§ **What you will do**
Whenever a line in this data holds the word "circle", report that line in full.

§ **Website and app data records**
"""
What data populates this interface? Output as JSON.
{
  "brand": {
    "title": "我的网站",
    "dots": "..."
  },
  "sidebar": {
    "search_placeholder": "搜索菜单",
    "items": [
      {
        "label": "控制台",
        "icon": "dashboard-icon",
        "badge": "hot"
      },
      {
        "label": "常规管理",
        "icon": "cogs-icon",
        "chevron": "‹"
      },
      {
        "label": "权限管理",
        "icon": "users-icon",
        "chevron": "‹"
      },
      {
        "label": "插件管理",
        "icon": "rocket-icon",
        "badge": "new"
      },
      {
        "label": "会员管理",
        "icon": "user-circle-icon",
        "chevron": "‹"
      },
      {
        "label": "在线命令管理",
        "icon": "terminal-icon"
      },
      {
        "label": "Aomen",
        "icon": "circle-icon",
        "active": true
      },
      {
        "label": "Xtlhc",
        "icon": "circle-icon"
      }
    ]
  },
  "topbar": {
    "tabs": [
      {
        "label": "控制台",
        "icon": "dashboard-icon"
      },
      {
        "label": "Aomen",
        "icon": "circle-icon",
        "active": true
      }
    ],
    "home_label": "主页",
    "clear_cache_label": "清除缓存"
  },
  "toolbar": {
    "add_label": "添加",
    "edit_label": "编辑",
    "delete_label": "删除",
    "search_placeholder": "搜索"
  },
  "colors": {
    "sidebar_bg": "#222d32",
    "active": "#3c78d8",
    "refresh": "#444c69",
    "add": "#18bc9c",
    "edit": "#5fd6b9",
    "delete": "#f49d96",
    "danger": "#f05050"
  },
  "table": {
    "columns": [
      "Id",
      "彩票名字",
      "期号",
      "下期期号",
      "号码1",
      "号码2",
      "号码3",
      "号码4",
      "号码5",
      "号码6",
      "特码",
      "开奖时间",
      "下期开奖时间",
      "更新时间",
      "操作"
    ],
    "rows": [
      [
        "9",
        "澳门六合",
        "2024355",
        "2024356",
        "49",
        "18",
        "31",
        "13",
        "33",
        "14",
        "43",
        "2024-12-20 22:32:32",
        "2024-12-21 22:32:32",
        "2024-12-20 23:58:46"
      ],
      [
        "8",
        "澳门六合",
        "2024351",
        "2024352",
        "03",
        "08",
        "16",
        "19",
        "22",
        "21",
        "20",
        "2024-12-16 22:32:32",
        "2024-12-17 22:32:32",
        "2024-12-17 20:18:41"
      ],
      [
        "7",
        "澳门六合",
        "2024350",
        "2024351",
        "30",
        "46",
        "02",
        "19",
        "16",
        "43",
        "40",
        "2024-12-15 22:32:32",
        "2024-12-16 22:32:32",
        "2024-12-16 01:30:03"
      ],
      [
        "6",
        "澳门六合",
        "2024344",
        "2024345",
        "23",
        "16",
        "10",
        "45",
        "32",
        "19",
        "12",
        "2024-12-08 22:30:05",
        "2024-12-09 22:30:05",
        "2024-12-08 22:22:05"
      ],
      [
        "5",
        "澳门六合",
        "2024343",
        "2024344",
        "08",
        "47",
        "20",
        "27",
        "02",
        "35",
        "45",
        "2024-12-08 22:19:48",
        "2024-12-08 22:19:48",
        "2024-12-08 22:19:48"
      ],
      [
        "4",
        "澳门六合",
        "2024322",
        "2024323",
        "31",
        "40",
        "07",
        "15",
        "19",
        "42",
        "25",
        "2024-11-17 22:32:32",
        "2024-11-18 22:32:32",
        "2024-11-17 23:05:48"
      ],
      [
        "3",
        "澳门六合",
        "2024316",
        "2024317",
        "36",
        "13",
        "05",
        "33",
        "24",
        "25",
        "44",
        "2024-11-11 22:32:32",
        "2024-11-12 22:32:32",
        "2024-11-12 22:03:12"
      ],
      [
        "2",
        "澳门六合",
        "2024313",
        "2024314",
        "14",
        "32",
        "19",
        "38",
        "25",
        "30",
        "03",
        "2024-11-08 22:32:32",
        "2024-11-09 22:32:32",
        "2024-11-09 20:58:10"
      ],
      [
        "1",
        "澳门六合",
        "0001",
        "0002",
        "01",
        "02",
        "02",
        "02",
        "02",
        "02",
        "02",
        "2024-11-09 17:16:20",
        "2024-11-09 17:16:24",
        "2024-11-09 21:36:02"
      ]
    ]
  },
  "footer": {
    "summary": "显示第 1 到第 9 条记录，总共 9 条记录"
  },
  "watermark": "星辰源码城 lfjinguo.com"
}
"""
§ **Response to the task**
        "icon": "user-circle-icon",
        "icon": "circle-icon",
        "icon": "circle-icon"
        "icon": "circle-icon",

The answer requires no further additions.